The week went by before I could meet any of the historians I had planned to meet. However I was able to establish e-mails contacts with most of them, hopefully, I will meet at least some of them next week.
The anecdote of this week was the exhumation of the remains of Venezuelan and South American independence hero Simón Bolívar. His remains had been placed in an old church with the rest of other major independence heroes. This took place few days before the celebration of his birthday (July 24th). According to the official version the exhumation took place to find out the real causes of his death in 1830 (natural or poisoned). In addition, the government spokespersons affirm that it was about time to find out if those are the remains of Bolívar. A rumor claims that the government wants to find out if Bolívar was of mixed heritage, contrary to what the official version had always claimed. Opposition sectors find the exhumation as an abomination. However, supporters of the government feel exited about the possibility to learn more about the “Father of the Nation.”

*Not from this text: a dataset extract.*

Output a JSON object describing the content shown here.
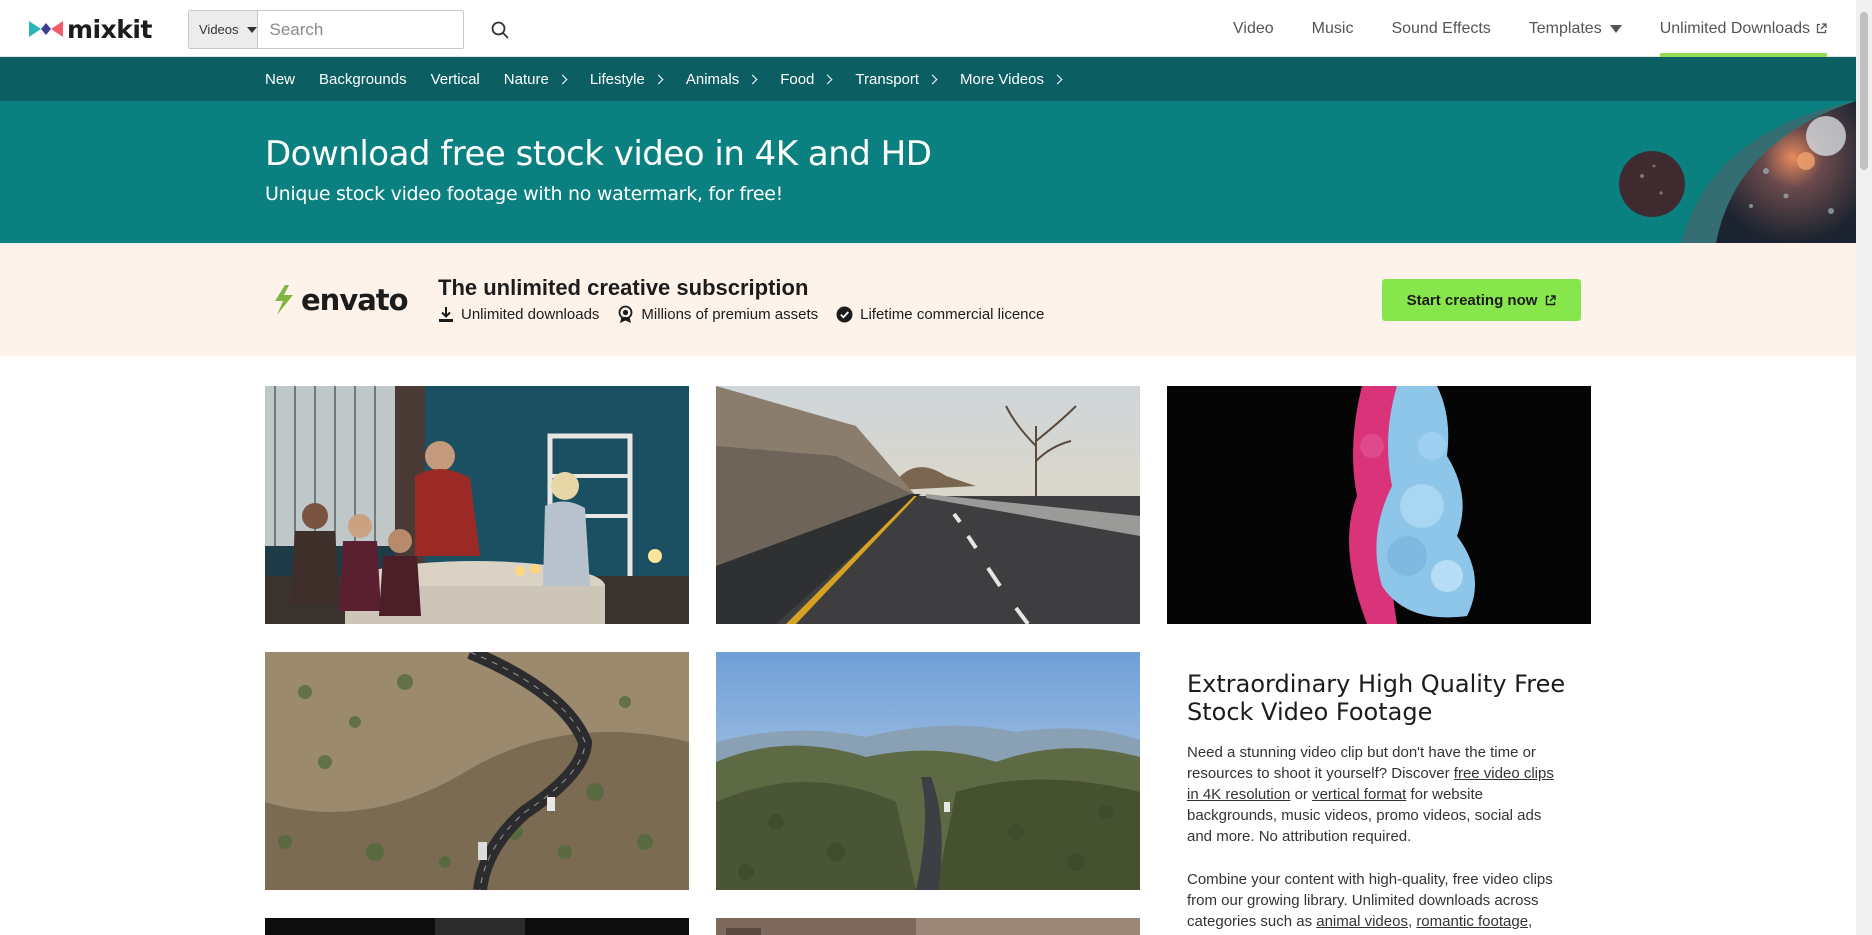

I have been in Caracas for a week now. I traveled with my two daughters last Sunday on July 11th, while following the final game of the FIFA World Cup on monitors located both at the Philadelphia and Miami International airports. My plan is to stay in Caracas until Thursday August the 12th, a week longer than what I had originally planned.
We are staying at my parent’s place located in the eastern part of the city in a neighborhood called “California Norte.” While Caracas is the city where I grew up, it is in constant change. The currency the “Bolívar-fuerte” for instances was devaluated after my last visit this past January, so I had to become familiar with the new exchange rate and values.
During this past first week I had two main objectives. The first one was to visit the “Archivo de la Academia Nacional de Historia” (from where I had previously collected materials). I owed them digital copies of the material I had photographed in 2008 and I wanted to give them these materials at my first visit. I also wanted to establish the research relationship with the “Archivo Histórico de la Arquidiócesis de Caracas,” to visit the new site of the “Archivo General de la Nación,” and to explore the content of the little private “Archivo John Boulton.” My second objective to find summer programs where my girls could go near the four archives I am planning to work with during this visit. While information of this nature is available on-line, most of it had not been posted yet because this was the last week of school for Venezuelan children, so I had to go to these places and see what would work best for us. These processes went very well; at the archives staffs were very helpful and willing to make my time here productive. Likewise I was able to register my daughters in fun and creative summer activities. The only drawback was to find out that most of the archives, are closing at 1:00PM due to a national electric energy shortage. Luckily the “Archivo General de la Nación” works long hours, from Mondays to Fridays, and on Saturday mornings.